Correspondence to Xixin Yan.

Ethics declarations

Ethics approval and consent to participate

Data were collected from administrative departments rather than human subjects. No personal private information was involved.

Consent for publication

Not applicable.

Competing interests

The authors declare that they have no competing interests.

Additional information

Publisher’s Note

Springer Nature remains neutral with regard to jurisdictional claims in published maps and institutional affiliations.

Rights and permissions

Open Access This article is distributed under the terms of the Creative Commons Attribution 4.0 International License (http://creativecommons.org/licenses/by/4.0/), which permits unrestricted use, distribution, and reproduction in any medium, provided you give appropriate credit to the original author(s) and the source, provide a link to the Creative Commons license, and indicate if changes were made. The Creative Commons Public Domain Dedication waiver (http://creativecommons.org/publicdomain/zero/1.0/) applies to the data made available in this article, unless otherwise stated.

Reprints and Permissions

About this article

Verify currency and authenticity via CrossMark

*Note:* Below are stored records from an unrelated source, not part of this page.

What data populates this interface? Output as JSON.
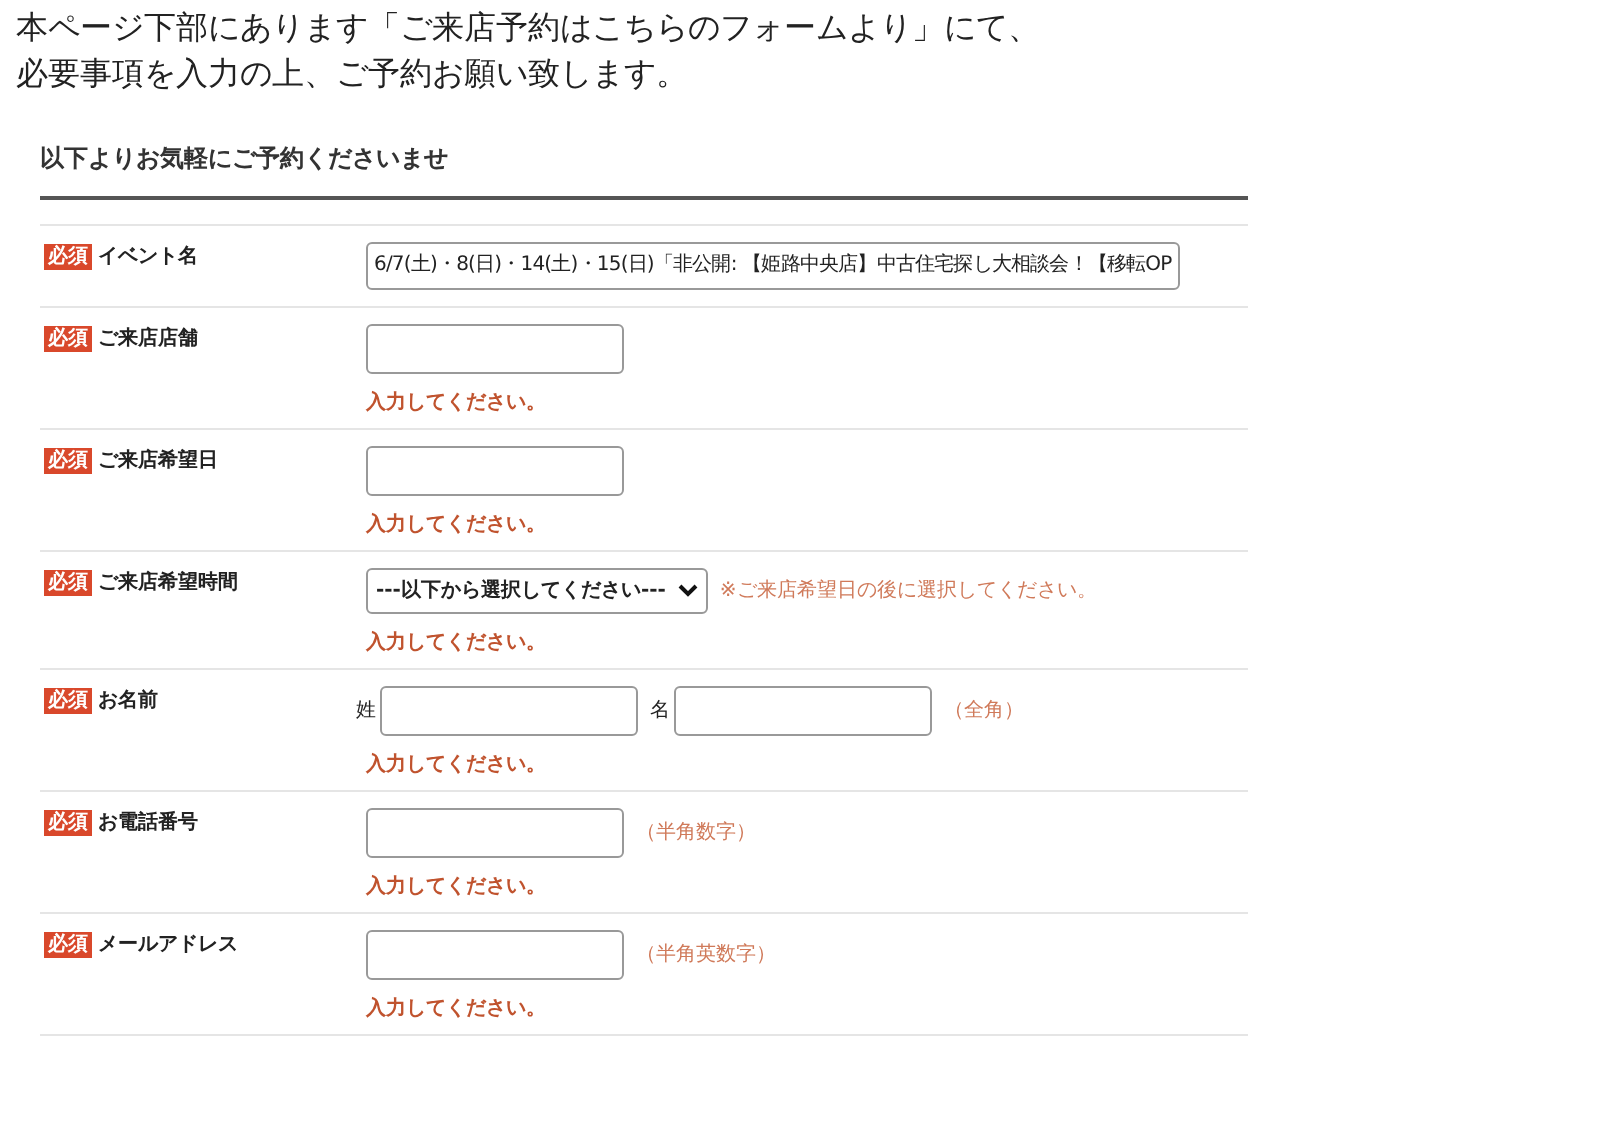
{
  "intro": [
    "本ページ下部にあります「ご来店予約はこちらのフォームより」にて、",
    "必要事項を入力の上、ご予約お願い致します。"
  ],
  "form": {
    "title": "以下よりお気軽にご予約くださいませ",
    "rows": [
      {
        "kind": "text",
        "badge": "必須",
        "label": "イベント名",
        "value": "6/7(土)・8(日)・14(土)・15(日)「非公開: 【姫路中央店】中古住宅探し大相談会！【移転OP"
      },
      {
        "kind": "input",
        "badge": "必須",
        "label": "ご来店店舗",
        "error": "入力してください。"
      },
      {
        "kind": "input",
        "badge": "必須",
        "label": "ご来店希望日",
        "error": "入力してください。"
      },
      {
        "kind": "select",
        "badge": "必須",
        "label": "ご来店希望時間",
        "value": "---以下から選択してください---",
        "hint": "※ご来店希望日の後に選択してください。",
        "error": "入力してください。"
      },
      {
        "kind": "name",
        "badge": "必須",
        "label": "お名前",
        "sub_labels": [
          "姓",
          "名"
        ],
        "hint": "（全角）",
        "error": "入力してください。"
      },
      {
        "kind": "input",
        "badge": "必須",
        "label": "お電話番号",
        "hint": "（半角数字）",
        "error": "入力してください。"
      },
      {
        "kind": "input",
        "badge": "必須",
        "label": "メールアドレス",
        "hint": "（半角英数字）",
        "error": "入力してください。"
      }
    ]
  }
}
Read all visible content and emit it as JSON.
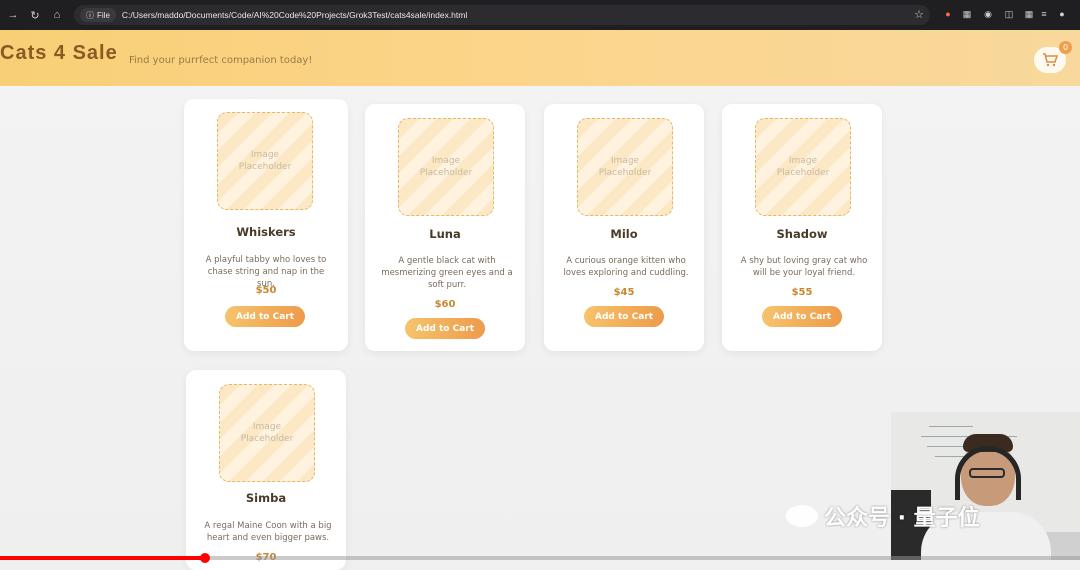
{
  "browser": {
    "file_chip_label": "File",
    "url": "C:/Users/maddo/Documents/Code/AI%20Code%20Projects/Grok3Test/cats4sale/index.html"
  },
  "header": {
    "brand": "Cats 4 Sale",
    "tagline": "Find your purrfect companion today!",
    "cart_count": "0"
  },
  "cards": [
    {
      "placeholder": "Image\nPlaceholder",
      "name": "Whiskers",
      "description": "A playful tabby who loves to chase string and nap in the sun.",
      "price": "$50",
      "button": "Add to Cart"
    },
    {
      "placeholder": "Image\nPlaceholder",
      "name": "Luna",
      "description": "A gentle black cat with mesmerizing green eyes and a soft purr.",
      "price": "$60",
      "button": "Add to Cart"
    },
    {
      "placeholder": "Image\nPlaceholder",
      "name": "Milo",
      "description": "A curious orange kitten who loves exploring and cuddling.",
      "price": "$45",
      "button": "Add to Cart"
    },
    {
      "placeholder": "Image\nPlaceholder",
      "name": "Shadow",
      "description": "A shy but loving gray cat who will be your loyal friend.",
      "price": "$55",
      "button": "Add to Cart"
    },
    {
      "placeholder": "Image\nPlaceholder",
      "name": "Simba",
      "description": "A regal Maine Coon with a big heart and even bigger paws.",
      "price": "$70",
      "button": "Add to Cart"
    }
  ],
  "watermark": {
    "text": "公众号 · 量子位"
  },
  "video_progress": 0.19,
  "colors": {
    "accent": "#ee9b4a",
    "header": "#f8cf76",
    "price": "#c9872f"
  }
}
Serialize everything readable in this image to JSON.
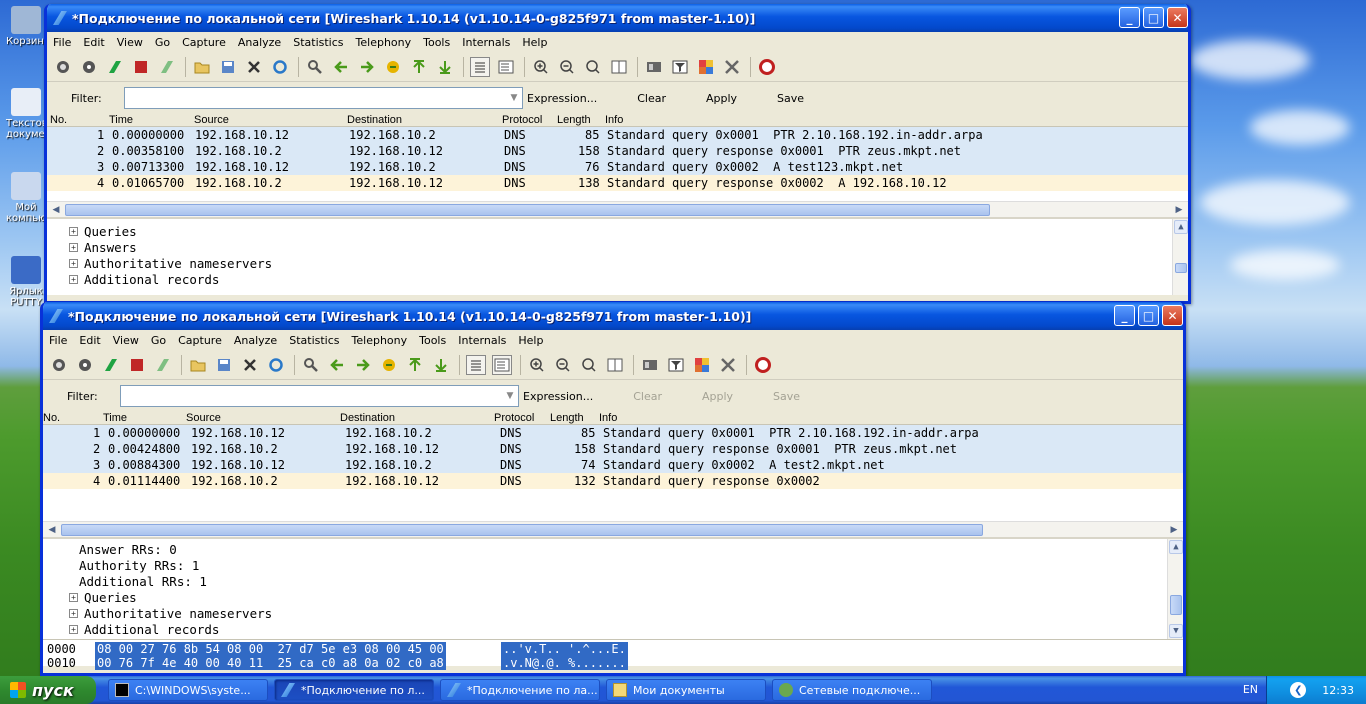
{
  "desktop": {
    "icons": [
      {
        "label": "Корзина",
        "color": "#9fb7d6"
      },
      {
        "label": "Текстовый документ",
        "color": "#e8eef7"
      },
      {
        "label": "Мой компьютер",
        "color": "#c9d8ee"
      },
      {
        "label": "Ярлык PUTTY",
        "color": "#3b6bc6"
      }
    ]
  },
  "windows": [
    {
      "title": "*Подключение по локальной сети   [Wireshark 1.10.14  (v1.10.14-0-g825f971 from master-1.10)]",
      "menu": [
        "File",
        "Edit",
        "View",
        "Go",
        "Capture",
        "Analyze",
        "Statistics",
        "Telephony",
        "Tools",
        "Internals",
        "Help"
      ],
      "filter": {
        "label": "Filter:",
        "value": "",
        "expression": "Expression...",
        "clear": "Clear",
        "apply": "Apply",
        "save": "Save"
      },
      "columns": [
        "No.",
        "Time",
        "Source",
        "Destination",
        "Protocol",
        "Length",
        "Info"
      ],
      "packets": [
        {
          "no": "1",
          "time": "0.00000000",
          "src": "192.168.10.12",
          "dst": "192.168.10.2",
          "proto": "DNS",
          "len": "85",
          "info": "Standard query 0x0001  PTR 2.10.168.192.in-addr.arpa"
        },
        {
          "no": "2",
          "time": "0.00358100",
          "src": "192.168.10.2",
          "dst": "192.168.10.12",
          "proto": "DNS",
          "len": "158",
          "info": "Standard query response 0x0001  PTR zeus.mkpt.net"
        },
        {
          "no": "3",
          "time": "0.00713300",
          "src": "192.168.10.12",
          "dst": "192.168.10.2",
          "proto": "DNS",
          "len": "76",
          "info": "Standard query 0x0002  A test123.mkpt.net"
        },
        {
          "no": "4",
          "time": "0.01065700",
          "src": "192.168.10.2",
          "dst": "192.168.10.12",
          "proto": "DNS",
          "len": "138",
          "info": "Standard query response 0x0002  A 192.168.10.12"
        }
      ],
      "details": [
        "Queries",
        "Answers",
        "Authoritative nameservers",
        "Additional records"
      ]
    },
    {
      "title": "*Подключение по локальной сети   [Wireshark 1.10.14  (v1.10.14-0-g825f971 from master-1.10)]",
      "menu": [
        "File",
        "Edit",
        "View",
        "Go",
        "Capture",
        "Analyze",
        "Statistics",
        "Telephony",
        "Tools",
        "Internals",
        "Help"
      ],
      "filter": {
        "label": "Filter:",
        "value": "",
        "expression": "Expression...",
        "clear": "Clear",
        "apply": "Apply",
        "save": "Save"
      },
      "columns": [
        "No.",
        "Time",
        "Source",
        "Destination",
        "Protocol",
        "Length",
        "Info"
      ],
      "packets": [
        {
          "no": "1",
          "time": "0.00000000",
          "src": "192.168.10.12",
          "dst": "192.168.10.2",
          "proto": "DNS",
          "len": "85",
          "info": "Standard query 0x0001  PTR 2.10.168.192.in-addr.arpa"
        },
        {
          "no": "2",
          "time": "0.00424800",
          "src": "192.168.10.2",
          "dst": "192.168.10.12",
          "proto": "DNS",
          "len": "158",
          "info": "Standard query response 0x0001  PTR zeus.mkpt.net"
        },
        {
          "no": "3",
          "time": "0.00884300",
          "src": "192.168.10.12",
          "dst": "192.168.10.2",
          "proto": "DNS",
          "len": "74",
          "info": "Standard query 0x0002  A test2.mkpt.net"
        },
        {
          "no": "4",
          "time": "0.01114400",
          "src": "192.168.10.2",
          "dst": "192.168.10.12",
          "proto": "DNS",
          "len": "132",
          "info": "Standard query response 0x0002"
        }
      ],
      "details_plain": [
        "Answer RRs: 0",
        "Authority RRs: 1",
        "Additional RRs: 1"
      ],
      "details": [
        "Queries",
        "Authoritative nameservers",
        "Additional records"
      ],
      "hex": [
        {
          "off": "0000",
          "bytes": "08 00 27 76 8b 54 08 00  27 d7 5e e3 08 00 45 00",
          "ascii": "..'v.T.. '.^...E."
        },
        {
          "off": "0010",
          "bytes": "00 76 7f 4e 40 00 40 11  25 ca c0 a8 0a 02 c0 a8",
          "ascii": ".v.N@.@. %......."
        }
      ]
    }
  ],
  "taskbar": {
    "start": "пуск",
    "tasks": [
      {
        "label": "C:\\WINDOWS\\syste...",
        "icon": "cmd-icon"
      },
      {
        "label": "*Подключение по л...",
        "icon": "wireshark-icon",
        "active": true
      },
      {
        "label": "*Подключение по ла...",
        "icon": "wireshark-icon"
      },
      {
        "label": "Мои документы",
        "icon": "folder-icon"
      },
      {
        "label": "Сетевые подключе...",
        "icon": "network-icon"
      }
    ],
    "lang": "EN",
    "clock": "12:33"
  }
}
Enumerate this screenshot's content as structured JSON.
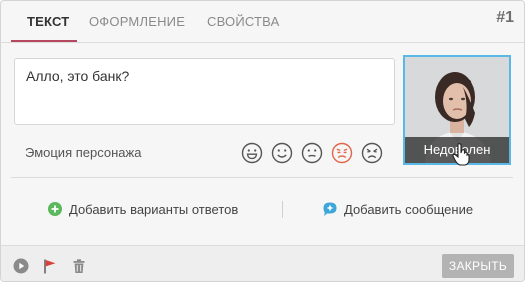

Keywords

  • Ambient air pollutants
  • Asthma hospitalization
  • Heating season
  • Burden